**Exercise details**
Every record below, from the first line to the last, is to be set down again exactly.

⟨

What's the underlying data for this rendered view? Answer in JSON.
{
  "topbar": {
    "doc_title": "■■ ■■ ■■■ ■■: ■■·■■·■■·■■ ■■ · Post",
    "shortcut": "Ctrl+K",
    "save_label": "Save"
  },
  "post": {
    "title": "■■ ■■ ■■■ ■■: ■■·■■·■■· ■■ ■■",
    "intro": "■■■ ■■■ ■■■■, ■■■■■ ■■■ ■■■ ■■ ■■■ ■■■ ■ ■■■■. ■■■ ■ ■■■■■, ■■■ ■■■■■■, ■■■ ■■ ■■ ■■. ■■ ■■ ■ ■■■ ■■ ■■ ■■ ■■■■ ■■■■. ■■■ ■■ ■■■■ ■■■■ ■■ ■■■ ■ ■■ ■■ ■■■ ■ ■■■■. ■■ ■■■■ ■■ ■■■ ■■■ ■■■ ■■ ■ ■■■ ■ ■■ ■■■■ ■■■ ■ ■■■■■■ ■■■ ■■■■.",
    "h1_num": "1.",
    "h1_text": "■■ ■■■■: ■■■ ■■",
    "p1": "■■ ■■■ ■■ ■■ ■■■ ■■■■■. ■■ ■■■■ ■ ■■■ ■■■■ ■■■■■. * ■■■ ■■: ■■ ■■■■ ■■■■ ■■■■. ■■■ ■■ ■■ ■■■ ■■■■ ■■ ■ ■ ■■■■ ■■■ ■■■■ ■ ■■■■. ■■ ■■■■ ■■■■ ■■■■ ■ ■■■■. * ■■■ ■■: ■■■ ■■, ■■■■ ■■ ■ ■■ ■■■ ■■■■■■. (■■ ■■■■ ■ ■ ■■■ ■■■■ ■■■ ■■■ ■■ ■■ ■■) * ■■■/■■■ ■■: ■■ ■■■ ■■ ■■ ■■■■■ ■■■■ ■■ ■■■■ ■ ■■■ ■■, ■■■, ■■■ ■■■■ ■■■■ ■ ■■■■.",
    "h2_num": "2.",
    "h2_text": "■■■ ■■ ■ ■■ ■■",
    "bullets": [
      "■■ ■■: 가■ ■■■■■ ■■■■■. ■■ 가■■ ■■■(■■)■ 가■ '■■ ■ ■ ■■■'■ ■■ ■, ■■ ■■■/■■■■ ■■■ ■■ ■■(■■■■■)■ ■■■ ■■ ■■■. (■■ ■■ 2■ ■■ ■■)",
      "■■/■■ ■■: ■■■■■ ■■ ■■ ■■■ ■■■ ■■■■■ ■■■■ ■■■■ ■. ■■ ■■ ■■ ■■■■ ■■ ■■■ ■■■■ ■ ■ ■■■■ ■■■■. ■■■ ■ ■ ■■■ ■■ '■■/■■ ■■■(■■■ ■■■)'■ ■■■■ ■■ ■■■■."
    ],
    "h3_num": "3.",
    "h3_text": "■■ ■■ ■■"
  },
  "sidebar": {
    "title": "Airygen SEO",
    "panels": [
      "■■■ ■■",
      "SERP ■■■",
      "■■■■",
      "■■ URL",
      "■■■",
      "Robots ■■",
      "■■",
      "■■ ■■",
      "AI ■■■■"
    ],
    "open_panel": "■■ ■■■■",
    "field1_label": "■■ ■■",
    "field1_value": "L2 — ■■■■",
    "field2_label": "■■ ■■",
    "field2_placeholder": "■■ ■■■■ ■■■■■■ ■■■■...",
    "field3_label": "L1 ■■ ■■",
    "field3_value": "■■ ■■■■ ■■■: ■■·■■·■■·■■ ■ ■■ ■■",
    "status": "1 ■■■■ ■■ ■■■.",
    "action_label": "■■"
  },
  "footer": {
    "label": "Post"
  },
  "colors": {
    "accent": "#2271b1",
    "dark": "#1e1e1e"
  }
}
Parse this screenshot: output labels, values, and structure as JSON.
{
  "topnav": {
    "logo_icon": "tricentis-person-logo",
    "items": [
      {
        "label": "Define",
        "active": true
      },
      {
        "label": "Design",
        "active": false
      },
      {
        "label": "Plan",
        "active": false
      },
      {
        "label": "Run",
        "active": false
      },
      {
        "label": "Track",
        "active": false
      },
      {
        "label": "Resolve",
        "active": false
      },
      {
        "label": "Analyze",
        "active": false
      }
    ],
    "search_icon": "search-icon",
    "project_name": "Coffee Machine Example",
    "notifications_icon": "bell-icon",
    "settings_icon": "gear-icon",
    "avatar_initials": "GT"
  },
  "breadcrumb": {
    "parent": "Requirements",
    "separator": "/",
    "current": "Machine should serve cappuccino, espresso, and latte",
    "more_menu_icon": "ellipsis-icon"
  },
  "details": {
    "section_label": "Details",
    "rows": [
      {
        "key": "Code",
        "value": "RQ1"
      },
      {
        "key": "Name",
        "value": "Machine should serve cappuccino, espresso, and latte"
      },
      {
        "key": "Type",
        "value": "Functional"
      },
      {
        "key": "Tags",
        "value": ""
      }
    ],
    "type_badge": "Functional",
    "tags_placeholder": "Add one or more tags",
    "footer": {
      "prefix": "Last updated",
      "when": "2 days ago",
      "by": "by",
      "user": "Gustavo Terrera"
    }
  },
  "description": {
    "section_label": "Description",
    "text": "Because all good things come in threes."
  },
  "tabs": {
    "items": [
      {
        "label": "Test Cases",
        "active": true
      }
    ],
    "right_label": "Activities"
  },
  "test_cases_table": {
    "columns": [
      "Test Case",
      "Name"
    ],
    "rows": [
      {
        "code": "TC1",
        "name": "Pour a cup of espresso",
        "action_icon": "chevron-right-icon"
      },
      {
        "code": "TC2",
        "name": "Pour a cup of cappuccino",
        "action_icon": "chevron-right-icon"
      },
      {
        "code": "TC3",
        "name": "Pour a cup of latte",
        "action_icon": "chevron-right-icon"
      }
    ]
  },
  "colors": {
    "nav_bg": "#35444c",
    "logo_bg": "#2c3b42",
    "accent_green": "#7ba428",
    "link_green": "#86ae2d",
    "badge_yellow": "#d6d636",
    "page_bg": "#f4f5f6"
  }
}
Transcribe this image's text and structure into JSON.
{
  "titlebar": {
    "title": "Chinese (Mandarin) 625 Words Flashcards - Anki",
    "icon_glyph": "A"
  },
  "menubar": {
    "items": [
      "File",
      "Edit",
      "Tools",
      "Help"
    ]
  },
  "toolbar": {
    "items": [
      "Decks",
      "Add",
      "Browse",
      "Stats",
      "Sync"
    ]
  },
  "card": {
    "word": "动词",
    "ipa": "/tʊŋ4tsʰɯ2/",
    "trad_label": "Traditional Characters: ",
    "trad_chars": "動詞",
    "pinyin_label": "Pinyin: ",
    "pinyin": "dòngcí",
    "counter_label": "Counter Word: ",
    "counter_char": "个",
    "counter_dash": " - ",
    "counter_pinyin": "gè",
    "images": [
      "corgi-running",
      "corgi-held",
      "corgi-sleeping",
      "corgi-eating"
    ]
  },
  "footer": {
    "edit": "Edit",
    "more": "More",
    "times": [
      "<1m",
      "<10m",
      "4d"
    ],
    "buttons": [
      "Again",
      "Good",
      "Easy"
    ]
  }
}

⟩

**Answer to this task**
What's the underlying data for this rendered view? Answer in JSON.
{
  "topbar": {
    "doc_title": "■■ ■■ ■■■ ■■: ■■·■■·■■·■■ ■■ · Post",
    "shortcut": "Ctrl+K",
    "save_label": "Save"
  },
  "post": {
    "title": "■■ ■■ ■■■ ■■: ■■·■■·■■· ■■ ■■",
    "intro": "■■■ ■■■ ■■■■, ■■■■■ ■■■ ■■■ ■■ ■■■ ■■■ ■ ■■■■. ■■■ ■ ■■■■■, ■■■ ■■■■■■, ■■■ ■■ ■■ ■■. ■■ ■■ ■ ■■■ ■■ ■■ ■■ ■■■■ ■■■■. ■■■ ■■ ■■■■ ■■■■ ■■ ■■■ ■ ■■ ■■ ■■■ ■ ■■■■. ■■ ■■■■ ■■ ■■■ ■■■ ■■■ ■■ ■ ■■■ ■ ■■ ■■■■ ■■■ ■ ■■■■■■ ■■■ ■■■■.",
    "h1_num": "1.",
    "h1_text": "■■ ■■■■: ■■■ ■■",
    "p1": "■■ ■■■ ■■ ■■ ■■■ ■■■■■. ■■ ■■■■ ■ ■■■ ■■■■ ■■■■■. * ■■■ ■■: ■■ ■■■■ ■■■■ ■■■■. ■■■ ■■ ■■ ■■■ ■■■■ ■■ ■ ■ ■■■■ ■■■ ■■■■ ■ ■■■■. ■■ ■■■■ ■■■■ ■■■■ ■ ■■■■. * ■■■ ■■: ■■■ ■■, ■■■■ ■■ ■ ■■ ■■■ ■■■■■■. (■■ ■■■■ ■ ■ ■■■ ■■■■ ■■■ ■■■ ■■ ■■ ■■) * ■■■/■■■ ■■: ■■ ■■■ ■■ ■■ ■■■■■ ■■■■ ■■ ■■■■ ■ ■■■ ■■, ■■■, ■■■ ■■■■ ■■■■ ■ ■■■■.",
    "h2_num": "2.",
    "h2_text": "■■■ ■■ ■ ■■ ■■",
    "bullets": [
      "■■ ■■: 가■ ■■■■■ ■■■■■. ■■ 가■■ ■■■(■■)■ 가■ '■■ ■ ■ ■■■'■ ■■ ■, ■■ ■■■/■■■■ ■■■ ■■ ■■(■■■■■)■ ■■■ ■■ ■■■. (■■ ■■ 2■ ■■ ■■)",
      "■■/■■ ■■: ■■■■■ ■■ ■■ ■■■ ■■■ ■■■■■ ■■■■ ■■■■ ■. ■■ ■■ ■■ ■■■■ ■■ ■■■ ■■■■ ■ ■ ■■■■ ■■■■. ■■■ ■ ■ ■■■ ■■ '■■/■■ ■■■(■■■ ■■■)'■ ■■■■ ■■ ■■■■."
    ],
    "h3_num": "3.",
    "h3_text": "■■ ■■ ■■"
  },
  "sidebar": {
    "title": "Airygen SEO",
    "panels": [
      "■■■ ■■",
      "SERP ■■■",
      "■■■■",
      "■■ URL",
      "■■■",
      "Robots ■■",
      "■■",
      "■■ ■■",
      "AI ■■■■"
    ],
    "open_panel": "■■ ■■■■",
    "field1_label": "■■ ■■",
    "field1_value": "L2 — ■■■■",
    "field2_label": "■■ ■■",
    "field2_placeholder": "■■ ■■■■ ■■■■■■ ■■■■...",
    "field3_label": "L1 ■■ ■■",
    "field3_value": "■■ ■■■■ ■■■: ■■·■■·■■·■■ ■ ■■ ■■",
    "status": "1 ■■■■ ■■ ■■■.",
    "action_label": "■■"
  },
  "footer": {
    "label": "Post"
  },
  "colors": {
    "accent": "#2271b1",
    "dark": "#1e1e1e"
  }
}
Parse this screenshot: output labels, values, and structure as JSON.
{
  "topnav": {
    "logo_icon": "tricentis-person-logo",
    "items": [
      {
        "label": "Define",
        "active": true
      },
      {
        "label": "Design",
        "active": false
      },
      {
        "label": "Plan",
        "active": false
      },
      {
        "label": "Run",
        "active": false
      },
      {
        "label": "Track",
        "active": false
      },
      {
        "label": "Resolve",
        "active": false
      },
      {
        "label": "Analyze",
        "active": false
      }
    ],
    "search_icon": "search-icon",
    "project_name": "Coffee Machine Example",
    "notifications_icon": "bell-icon",
    "settings_icon": "gear-icon",
    "avatar_initials": "GT"
  },
  "breadcrumb": {
    "parent": "Requirements",
    "separator": "/",
    "current": "Machine should serve cappuccino, espresso, and latte",
    "more_menu_icon": "ellipsis-icon"
  },
  "details": {
    "section_label": "Details",
    "rows": [
      {
        "key": "Code",
        "value": "RQ1"
      },
      {
        "key": "Name",
        "value": "Machine should serve cappuccino, espresso, and latte"
      },
      {
        "key": "Type",
        "value": "Functional"
      },
      {
        "key": "Tags",
        "value": ""
      }
    ],
    "type_badge": "Functional",
    "tags_placeholder": "Add one or more tags",
    "footer": {
      "prefix": "Last updated",
      "when": "2 days ago",
      "by": "by",
      "user": "Gustavo Terrera"
    }
  },
  "description": {
    "section_label": "Description",
    "text": "Because all good things come in threes."
  },
  "tabs": {
    "items": [
      {
        "label": "Test Cases",
        "active": true
      }
    ],
    "right_label": "Activities"
  },
  "test_cases_table": {
    "columns": [
      "Test Case",
      "Name"
    ],
    "rows": [
      {
        "code": "TC1",
        "name": "Pour a cup of espresso",
        "action_icon": "chevron-right-icon"
      },
      {
        "code": "TC2",
        "name": "Pour a cup of cappuccino",
        "action_icon": "chevron-right-icon"
      },
      {
        "code": "TC3",
        "name": "Pour a cup of latte",
        "action_icon": "chevron-right-icon"
      }
    ]
  },
  "colors": {
    "nav_bg": "#35444c",
    "logo_bg": "#2c3b42",
    "accent_green": "#7ba428",
    "link_green": "#86ae2d",
    "badge_yellow": "#d6d636",
    "page_bg": "#f4f5f6"
  }
}
Transcribe this image's text and structure into JSON.
{
  "titlebar": {
    "title": "Chinese (Mandarin) 625 Words Flashcards - Anki",
    "icon_glyph": "A"
  },
  "menubar": {
    "items": [
      "File",
      "Edit",
      "Tools",
      "Help"
    ]
  },
  "toolbar": {
    "items": [
      "Decks",
      "Add",
      "Browse",
      "Stats",
      "Sync"
    ]
  },
  "card": {
    "word": "动词",
    "ipa": "/tʊŋ4tsʰɯ2/",
    "trad_label": "Traditional Characters: ",
    "trad_chars": "動詞",
    "pinyin_label": "Pinyin: ",
    "pinyin": "dòngcí",
    "counter_label": "Counter Word: ",
    "counter_char": "个",
    "counter_dash": " - ",
    "counter_pinyin": "gè",
    "images": [
      "corgi-running",
      "corgi-held",
      "corgi-sleeping",
      "corgi-eating"
    ]
  },
  "footer": {
    "edit": "Edit",
    "more": "More",
    "times": [
      "<1m",
      "<10m",
      "4d"
    ],
    "buttons": [
      "Again",
      "Good",
      "Easy"
    ]
  }
}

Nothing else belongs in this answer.